On June 11, 2015, the U.S. Court of Appeals for the Ninth Circuit upheld the Bureau of Safety and Environmental Enforcement’s (Bureau) approval of oil spill response plans (OSRPs) relating to oil leases in the Beaufort and Chuckchi seas on Alaska’s Arctic coast.   Alaska Wilderness League v. Jewell, No. 13-35866 (9th Cir. June 11, 2015).  Among other things, environmental groups alleged that the Bureau violated the Endangered Species Act (“ESA”) by failing to consult regarding the impacts of the OSRPs on endangered species.  The Bureau argued it was not required to consult because approval of the OSRPs was a non-discretionary action, and the ESA only requires agencies to consult regarding discretionary actions.  Plaintiffs argued there was sufficient discretion to trigger the ESA’s consultation requirement.

To determine whether approval of the OSRPs was a discretionary action, the Ninth Circuit first analyzed the applicable statutory scheme and implementing regulations.  The court explained that, while the Outer Continental Shelf Lands Act governs the development and exploration of offshore oil and gas resources, the Clean Water Act (CWA) provides the framework for preventing and responding to potential oil spills.  Pursuant to the CWA, the Bureau promulgated regulations that require owners and operators of offshore oil facilities to submit OSRPs for responding, to the maximum extent practicable, to the discharge of oil or hazardous substances.  The regulations require the Bureau to promptly review submitted OSRPs and to obtain amendments to OSRPs that do not meet the requirements of the CWA; the regulations further state that the Bureau “shall approve any plan that meets the [statutory] requirements.”

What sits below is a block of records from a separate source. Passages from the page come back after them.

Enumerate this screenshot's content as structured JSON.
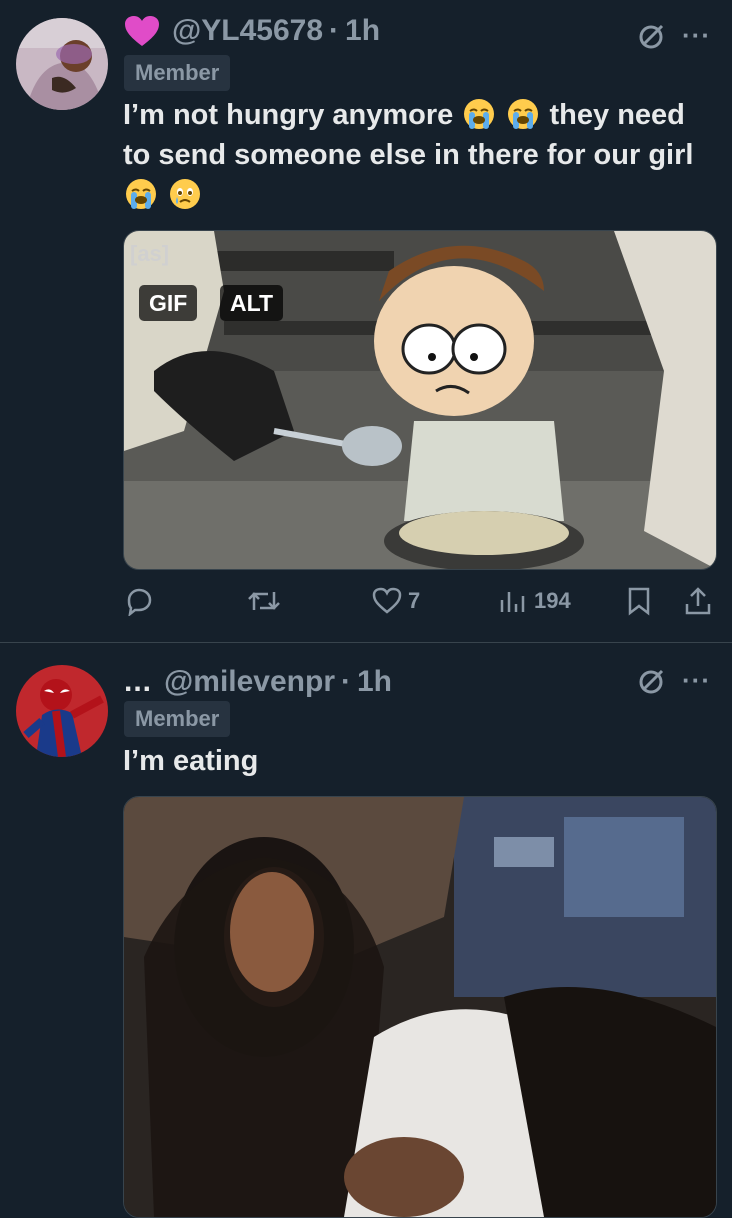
{
  "posts": [
    {
      "handle": "@YL45678",
      "separator": "·",
      "time": "1h",
      "badge": "Member",
      "text_parts": [
        "I’m not hungry anymore",
        "they need to send someone else in there for our girl"
      ],
      "media": {
        "watermark": "[as]",
        "badges": [
          "GIF",
          "ALT"
        ]
      },
      "actions": {
        "replies": "",
        "reposts": "",
        "likes": "7",
        "views": "194"
      },
      "more_icon": "more-horizontal-icon"
    },
    {
      "prefix": "...",
      "handle": "@milevenpr",
      "separator": "·",
      "time": "1h",
      "badge": "Member",
      "text": "I’m eating",
      "more_icon": "more-horizontal-icon"
    }
  ],
  "colors": {
    "background": "#15202b",
    "text": "#e7e9ea",
    "muted": "#8b98a5",
    "divider": "#38444d",
    "badge_bg": "#273340",
    "heart": "#e04cc8"
  },
  "more_glyph": "···"
}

Applying the principles set forth in Chevron v. Natural Resources Defense Council, 467 U.S. 837 (1984), the Ninth Circuit then analyzed whether the relevant provisions were ambiguous as to whether the Bureau was permitted to consider additional environmental factors, such as the presence of listed species, when approving the OSRPs.  The court found the relevant statutes ambiguous with respect to this issue.  Thus, pursuant to Chevron, the Court next considered whether the Bureau’s interpretation of its action as non-discretionary was reasonable.  The Ninth Circuit concluded that, because the statutory provisions regarding approval of OSRPs state that the Bureau “shall” approve any plan that meets the statutory criteria, the Bureau reasonably interpreted the statute to mean that its approval of the OSRPs was not a discretionary action.  Given that the ESA does not apply to non-discretionary actions, the court held the Bureau was not required to consult under the ESA, and affirmed the Bureau’s approval of the OSRPs.

The court also held that the Bureau did not violate the National Environmental Policy Act by determining that it was not necessary to prepare an Environmental Impact Statement before approving the OSRPs.